Two channel video and soundtrack made from documentary footage in the pittini archive. Run time:  <br><br> Both videos start by showing the same short clips from the steel making process. Eventually the screens begin to show footage of different processes as the newly produced steel follows different manufacturing lines and becomes different Pittini products. <br><br> In places the two screen play one at a time, emulating a conversation between making processes. Eventually the conversation becomes more heated and the videos begin to play at the same time with competing levels of volume on each of the digitally altered soundtracks, jostling for position. <br><br> With thanks to Dr Manoli Moriaty for creating the soundtracks

Re-make of the Pittini lattice girder. Mild steel and powder coating. 70cm x 20cm tall x 15cm  <br><br>  On the 6th of May 1976, a severe earthquake destroys the Pittini plant and causes many fatalities.  In the wake of this disaster, the steelworkers resilience allows the company the re-build and start running again in a very short time, in order for livelihoods to be saved and the community to begin recovering.  This work remembers and honours the significance of this event in the community and company history.  <br><br>   In 1961 Pittini was the first company in Italy to produce lattice girders for the building sector for the purpose of reinforcing floors, wall and ceiling. This significantly contributed to the industrialisation of modern construction and the production of prefabricated buildings, and therefore . The electrowelded version of this product came to the fore some years later although this product has always been significant in the timeline of the company history. <br><br> This sculpture replaces the regular ‘zig zag’ sides of the lattice girder product with seismic waves recorded during the 1976 earthquake, bringing together notions of foundations, construction, development, rebuilding and reinforcement of communities, business and human resilience.

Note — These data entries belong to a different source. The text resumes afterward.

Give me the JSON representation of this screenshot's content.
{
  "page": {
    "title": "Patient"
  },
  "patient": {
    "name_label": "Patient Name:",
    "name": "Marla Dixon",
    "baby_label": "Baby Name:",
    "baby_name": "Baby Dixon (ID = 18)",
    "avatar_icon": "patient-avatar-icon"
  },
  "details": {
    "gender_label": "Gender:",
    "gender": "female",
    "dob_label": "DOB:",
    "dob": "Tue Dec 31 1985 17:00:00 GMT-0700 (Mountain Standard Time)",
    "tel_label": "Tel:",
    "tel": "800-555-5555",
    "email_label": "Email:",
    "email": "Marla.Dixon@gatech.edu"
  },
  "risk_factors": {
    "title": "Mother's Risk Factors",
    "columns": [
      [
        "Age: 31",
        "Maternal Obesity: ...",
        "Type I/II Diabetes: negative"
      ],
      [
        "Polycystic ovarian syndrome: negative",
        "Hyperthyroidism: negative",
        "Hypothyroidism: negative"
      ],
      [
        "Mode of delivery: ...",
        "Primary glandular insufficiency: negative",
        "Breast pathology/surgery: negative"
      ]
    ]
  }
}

3D printed model of the mountain home of Cave del Predil - the former Lead and Zinc mining community in Udine, Friuli- Venezia Giulia, Italy. PETG and zinc powder.13cm x 16cm x 3cm <br><br> In the pittini closed material and zero waste policy means the zinc created as a by-product of the steel making process is captured and re-enters the manufacturing process - or the market - reducing the need to exploit natural sources of zinc.  <br><br>  Therefore, on a material level, Zinc is the link between the historical mining industry in Udine and the Pittini factory.  The digitally generated model is also a reference to the digitalization of making processes at Pittini, many of which monitor and reduce environmental impact.  <br><br> With thanks to Craig Oates for facilitating the 3D modelling processLooped video of a digital model of a historical anvil  looped. Displayed on 42x42x42cm screen.  <br><br> A photograph of a historical anvil which survived the 1976 earthquake forms the basis of a 3D model anvil existing in the digital realme. This work simultaneously reflects the digitalisation of the Pittini factory and making processes in recent decades, and the pride and celebration of their more manual history.  <br><br> With thanks to Luca de secco, Project Mechanical Engineer at Pittini headquarters for making the 3D model. <br> <br> View looped video on youtube here: